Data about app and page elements
——

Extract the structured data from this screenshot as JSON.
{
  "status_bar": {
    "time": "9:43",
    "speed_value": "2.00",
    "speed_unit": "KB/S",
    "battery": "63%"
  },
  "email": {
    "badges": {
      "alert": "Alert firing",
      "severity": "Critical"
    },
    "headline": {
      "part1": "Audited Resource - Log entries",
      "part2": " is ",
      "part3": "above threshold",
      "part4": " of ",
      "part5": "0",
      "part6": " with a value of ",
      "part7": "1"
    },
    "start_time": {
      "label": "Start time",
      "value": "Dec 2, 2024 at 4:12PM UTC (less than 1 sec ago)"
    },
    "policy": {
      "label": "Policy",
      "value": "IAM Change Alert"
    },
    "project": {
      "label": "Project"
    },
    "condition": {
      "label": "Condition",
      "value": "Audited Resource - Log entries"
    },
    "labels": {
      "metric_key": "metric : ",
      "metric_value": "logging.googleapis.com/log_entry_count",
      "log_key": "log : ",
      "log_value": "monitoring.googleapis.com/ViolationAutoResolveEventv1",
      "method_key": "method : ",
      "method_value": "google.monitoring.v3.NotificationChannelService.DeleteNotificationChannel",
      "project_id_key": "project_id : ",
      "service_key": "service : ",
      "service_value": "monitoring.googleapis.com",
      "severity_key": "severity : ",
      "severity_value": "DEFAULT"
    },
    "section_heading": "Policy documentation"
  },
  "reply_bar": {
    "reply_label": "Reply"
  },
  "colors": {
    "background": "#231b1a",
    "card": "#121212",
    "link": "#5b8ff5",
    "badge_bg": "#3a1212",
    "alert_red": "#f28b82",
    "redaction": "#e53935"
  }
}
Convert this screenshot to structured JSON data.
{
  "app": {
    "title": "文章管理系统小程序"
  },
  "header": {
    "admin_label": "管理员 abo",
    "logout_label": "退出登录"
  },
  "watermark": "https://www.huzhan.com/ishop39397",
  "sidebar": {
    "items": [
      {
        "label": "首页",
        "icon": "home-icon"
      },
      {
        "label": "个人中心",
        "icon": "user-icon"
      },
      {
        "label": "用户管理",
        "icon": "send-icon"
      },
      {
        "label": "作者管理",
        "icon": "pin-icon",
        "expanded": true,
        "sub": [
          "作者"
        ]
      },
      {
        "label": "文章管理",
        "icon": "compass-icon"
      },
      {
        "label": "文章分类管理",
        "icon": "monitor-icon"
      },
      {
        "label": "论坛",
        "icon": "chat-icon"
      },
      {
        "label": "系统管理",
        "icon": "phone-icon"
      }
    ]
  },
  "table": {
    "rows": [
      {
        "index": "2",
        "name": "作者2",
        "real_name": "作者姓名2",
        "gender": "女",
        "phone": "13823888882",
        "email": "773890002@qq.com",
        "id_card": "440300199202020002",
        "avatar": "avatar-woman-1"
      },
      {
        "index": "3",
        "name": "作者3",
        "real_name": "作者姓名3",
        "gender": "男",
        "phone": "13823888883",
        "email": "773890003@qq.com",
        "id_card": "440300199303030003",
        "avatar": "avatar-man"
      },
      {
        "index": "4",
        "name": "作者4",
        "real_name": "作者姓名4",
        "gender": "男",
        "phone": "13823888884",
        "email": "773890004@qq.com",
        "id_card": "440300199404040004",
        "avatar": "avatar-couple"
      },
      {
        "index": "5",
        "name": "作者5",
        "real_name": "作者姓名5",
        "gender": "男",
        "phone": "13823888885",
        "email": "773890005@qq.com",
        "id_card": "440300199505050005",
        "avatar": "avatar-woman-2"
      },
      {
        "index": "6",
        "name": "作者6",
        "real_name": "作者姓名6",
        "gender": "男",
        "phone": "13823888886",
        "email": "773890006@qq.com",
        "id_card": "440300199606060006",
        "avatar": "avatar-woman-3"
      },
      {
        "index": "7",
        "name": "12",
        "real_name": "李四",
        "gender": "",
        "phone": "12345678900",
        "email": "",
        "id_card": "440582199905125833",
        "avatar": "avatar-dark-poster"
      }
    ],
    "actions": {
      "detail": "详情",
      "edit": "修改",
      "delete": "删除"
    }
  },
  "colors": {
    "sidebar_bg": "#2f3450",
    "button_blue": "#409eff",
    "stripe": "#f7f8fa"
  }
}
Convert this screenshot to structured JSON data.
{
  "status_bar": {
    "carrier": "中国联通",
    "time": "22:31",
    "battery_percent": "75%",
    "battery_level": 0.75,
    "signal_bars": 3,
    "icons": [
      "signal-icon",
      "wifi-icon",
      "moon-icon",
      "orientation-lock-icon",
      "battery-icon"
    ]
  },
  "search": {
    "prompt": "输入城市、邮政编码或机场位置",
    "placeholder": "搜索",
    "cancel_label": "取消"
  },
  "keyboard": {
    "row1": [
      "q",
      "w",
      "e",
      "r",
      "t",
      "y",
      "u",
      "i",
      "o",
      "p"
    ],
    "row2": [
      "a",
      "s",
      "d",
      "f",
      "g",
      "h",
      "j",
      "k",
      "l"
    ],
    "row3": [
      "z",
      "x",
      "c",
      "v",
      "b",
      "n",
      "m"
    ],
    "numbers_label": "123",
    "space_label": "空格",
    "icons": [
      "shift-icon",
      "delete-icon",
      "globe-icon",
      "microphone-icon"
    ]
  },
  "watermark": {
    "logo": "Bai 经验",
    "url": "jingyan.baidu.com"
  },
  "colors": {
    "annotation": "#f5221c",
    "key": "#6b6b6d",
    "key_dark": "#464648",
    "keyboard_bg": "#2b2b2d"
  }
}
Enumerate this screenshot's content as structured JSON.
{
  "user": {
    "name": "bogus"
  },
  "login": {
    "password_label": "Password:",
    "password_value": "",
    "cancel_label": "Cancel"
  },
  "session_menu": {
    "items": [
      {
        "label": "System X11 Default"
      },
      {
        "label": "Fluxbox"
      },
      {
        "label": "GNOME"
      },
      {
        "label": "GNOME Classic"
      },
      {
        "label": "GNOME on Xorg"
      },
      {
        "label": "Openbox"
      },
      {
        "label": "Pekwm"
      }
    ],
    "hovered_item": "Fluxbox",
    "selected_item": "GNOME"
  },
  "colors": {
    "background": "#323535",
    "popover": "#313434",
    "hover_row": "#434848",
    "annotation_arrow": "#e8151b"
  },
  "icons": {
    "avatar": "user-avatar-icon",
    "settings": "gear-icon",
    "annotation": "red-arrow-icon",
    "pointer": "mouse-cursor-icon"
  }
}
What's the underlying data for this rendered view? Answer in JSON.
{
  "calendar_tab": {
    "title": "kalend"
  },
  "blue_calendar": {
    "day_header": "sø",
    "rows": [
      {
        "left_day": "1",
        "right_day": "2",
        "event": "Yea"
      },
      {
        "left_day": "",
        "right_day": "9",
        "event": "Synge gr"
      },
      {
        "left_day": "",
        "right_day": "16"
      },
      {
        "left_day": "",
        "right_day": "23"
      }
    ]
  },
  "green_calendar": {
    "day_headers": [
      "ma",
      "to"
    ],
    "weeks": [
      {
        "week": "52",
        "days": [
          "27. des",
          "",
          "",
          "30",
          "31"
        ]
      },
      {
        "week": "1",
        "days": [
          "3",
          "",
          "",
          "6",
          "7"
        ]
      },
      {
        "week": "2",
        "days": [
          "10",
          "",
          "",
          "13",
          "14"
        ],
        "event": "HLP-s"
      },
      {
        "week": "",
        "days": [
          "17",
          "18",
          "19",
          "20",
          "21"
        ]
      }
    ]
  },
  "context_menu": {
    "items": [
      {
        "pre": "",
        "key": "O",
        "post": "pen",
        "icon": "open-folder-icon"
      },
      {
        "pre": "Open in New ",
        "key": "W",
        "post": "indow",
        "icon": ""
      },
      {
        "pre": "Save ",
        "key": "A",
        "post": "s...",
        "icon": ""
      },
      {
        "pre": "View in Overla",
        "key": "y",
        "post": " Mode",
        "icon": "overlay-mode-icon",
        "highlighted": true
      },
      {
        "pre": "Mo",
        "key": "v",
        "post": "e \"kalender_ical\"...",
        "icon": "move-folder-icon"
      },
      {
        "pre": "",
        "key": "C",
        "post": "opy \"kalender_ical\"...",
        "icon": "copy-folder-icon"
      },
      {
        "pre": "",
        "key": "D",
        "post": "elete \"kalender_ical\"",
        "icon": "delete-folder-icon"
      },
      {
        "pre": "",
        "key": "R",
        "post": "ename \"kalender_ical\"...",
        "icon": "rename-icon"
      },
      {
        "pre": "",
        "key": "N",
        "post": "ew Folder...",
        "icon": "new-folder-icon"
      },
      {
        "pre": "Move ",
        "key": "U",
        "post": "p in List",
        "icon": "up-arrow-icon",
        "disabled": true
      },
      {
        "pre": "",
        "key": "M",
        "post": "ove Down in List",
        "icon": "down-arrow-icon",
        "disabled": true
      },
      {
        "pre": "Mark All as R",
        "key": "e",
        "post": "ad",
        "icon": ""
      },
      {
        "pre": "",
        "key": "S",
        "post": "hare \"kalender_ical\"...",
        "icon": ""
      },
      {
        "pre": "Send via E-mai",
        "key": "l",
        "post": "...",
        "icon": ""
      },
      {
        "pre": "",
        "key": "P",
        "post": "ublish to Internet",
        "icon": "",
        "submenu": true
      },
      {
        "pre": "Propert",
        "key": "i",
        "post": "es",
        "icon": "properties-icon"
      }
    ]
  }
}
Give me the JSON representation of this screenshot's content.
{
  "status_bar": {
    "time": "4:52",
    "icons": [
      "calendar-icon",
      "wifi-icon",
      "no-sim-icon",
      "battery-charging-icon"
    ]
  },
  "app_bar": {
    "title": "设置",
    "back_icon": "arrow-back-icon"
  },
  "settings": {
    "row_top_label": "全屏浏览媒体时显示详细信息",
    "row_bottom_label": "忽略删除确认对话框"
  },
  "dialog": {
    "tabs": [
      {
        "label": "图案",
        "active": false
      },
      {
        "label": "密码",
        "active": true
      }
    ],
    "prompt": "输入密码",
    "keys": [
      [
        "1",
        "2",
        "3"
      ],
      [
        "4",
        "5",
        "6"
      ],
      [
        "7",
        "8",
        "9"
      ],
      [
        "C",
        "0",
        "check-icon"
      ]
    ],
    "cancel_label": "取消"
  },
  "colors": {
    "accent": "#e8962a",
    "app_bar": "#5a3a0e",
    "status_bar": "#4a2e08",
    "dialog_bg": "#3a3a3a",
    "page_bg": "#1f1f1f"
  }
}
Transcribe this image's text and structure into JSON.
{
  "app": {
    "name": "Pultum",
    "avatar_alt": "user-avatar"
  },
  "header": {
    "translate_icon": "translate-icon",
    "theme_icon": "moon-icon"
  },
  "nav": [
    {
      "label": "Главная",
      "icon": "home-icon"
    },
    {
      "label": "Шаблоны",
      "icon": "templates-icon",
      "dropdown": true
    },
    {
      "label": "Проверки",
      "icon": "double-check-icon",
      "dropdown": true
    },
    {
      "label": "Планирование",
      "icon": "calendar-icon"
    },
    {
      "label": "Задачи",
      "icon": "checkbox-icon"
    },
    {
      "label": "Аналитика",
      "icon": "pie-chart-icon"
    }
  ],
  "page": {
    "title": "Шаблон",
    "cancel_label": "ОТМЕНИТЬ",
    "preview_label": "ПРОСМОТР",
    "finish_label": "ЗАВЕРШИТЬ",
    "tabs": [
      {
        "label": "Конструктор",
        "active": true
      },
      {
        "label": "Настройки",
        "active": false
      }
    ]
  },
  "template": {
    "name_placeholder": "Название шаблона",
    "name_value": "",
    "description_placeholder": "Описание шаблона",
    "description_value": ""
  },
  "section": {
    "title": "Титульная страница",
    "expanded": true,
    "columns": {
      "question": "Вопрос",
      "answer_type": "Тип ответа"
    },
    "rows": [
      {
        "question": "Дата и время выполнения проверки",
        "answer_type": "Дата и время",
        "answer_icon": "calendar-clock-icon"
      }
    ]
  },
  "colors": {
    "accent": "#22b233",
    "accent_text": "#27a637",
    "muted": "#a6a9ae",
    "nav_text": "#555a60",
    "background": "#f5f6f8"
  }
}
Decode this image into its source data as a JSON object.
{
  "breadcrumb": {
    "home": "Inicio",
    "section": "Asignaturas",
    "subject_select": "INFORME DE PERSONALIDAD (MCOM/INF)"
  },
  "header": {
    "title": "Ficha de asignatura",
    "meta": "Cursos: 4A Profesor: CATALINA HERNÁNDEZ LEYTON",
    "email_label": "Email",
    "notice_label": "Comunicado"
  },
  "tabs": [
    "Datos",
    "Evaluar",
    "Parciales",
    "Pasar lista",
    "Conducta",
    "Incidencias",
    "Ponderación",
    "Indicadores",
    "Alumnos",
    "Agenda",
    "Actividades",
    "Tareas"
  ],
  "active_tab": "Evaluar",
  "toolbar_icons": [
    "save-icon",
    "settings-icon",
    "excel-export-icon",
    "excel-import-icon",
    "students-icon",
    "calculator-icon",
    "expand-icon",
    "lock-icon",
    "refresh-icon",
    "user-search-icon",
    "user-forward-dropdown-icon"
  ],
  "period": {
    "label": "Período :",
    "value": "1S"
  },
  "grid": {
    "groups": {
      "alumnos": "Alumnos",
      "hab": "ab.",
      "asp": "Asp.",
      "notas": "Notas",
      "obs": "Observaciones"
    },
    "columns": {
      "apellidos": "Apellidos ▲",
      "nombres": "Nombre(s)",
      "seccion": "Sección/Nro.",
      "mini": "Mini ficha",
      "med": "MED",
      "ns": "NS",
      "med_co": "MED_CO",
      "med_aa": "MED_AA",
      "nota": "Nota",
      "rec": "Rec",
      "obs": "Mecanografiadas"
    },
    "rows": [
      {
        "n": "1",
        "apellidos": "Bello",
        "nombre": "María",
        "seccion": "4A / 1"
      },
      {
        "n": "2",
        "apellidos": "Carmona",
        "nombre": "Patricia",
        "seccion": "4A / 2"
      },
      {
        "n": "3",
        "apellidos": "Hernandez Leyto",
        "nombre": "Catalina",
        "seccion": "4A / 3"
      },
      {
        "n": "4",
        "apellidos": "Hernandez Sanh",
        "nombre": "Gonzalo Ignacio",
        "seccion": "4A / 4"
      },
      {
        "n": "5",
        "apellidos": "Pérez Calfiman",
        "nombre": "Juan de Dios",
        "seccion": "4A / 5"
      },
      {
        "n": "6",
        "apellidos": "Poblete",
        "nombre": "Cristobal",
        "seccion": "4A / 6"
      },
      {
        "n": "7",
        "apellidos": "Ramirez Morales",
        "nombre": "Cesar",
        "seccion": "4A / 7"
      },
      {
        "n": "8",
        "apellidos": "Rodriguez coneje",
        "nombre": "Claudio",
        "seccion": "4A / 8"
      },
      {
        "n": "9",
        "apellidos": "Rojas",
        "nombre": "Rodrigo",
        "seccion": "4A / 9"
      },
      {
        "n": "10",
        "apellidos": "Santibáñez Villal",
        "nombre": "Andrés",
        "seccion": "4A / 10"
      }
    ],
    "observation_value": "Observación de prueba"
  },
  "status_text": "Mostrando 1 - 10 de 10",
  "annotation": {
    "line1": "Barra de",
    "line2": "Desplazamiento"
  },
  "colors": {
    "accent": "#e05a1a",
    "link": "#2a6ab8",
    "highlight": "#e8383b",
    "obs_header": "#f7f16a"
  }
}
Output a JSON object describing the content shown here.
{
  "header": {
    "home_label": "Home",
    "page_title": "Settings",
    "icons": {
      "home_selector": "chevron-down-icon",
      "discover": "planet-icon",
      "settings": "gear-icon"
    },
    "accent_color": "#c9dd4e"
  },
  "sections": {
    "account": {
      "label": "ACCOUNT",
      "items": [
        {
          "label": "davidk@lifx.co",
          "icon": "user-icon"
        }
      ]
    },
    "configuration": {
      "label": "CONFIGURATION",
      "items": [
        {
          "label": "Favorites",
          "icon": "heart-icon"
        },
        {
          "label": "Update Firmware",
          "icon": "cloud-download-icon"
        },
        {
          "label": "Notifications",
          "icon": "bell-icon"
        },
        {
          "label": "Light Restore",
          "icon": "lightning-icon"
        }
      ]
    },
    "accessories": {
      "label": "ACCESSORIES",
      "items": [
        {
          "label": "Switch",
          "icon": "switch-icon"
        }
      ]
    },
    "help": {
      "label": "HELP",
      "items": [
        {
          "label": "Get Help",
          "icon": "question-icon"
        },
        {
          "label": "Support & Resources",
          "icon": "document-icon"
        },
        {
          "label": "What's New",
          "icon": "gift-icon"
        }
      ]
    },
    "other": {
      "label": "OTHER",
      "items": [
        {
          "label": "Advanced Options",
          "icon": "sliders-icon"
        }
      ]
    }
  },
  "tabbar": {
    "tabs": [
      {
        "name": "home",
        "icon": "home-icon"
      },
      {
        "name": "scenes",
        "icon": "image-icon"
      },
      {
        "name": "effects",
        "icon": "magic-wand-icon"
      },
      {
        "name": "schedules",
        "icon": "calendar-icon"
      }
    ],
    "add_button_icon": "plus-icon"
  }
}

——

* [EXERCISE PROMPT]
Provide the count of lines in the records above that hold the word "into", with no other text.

* [ANSWER SECTION]
2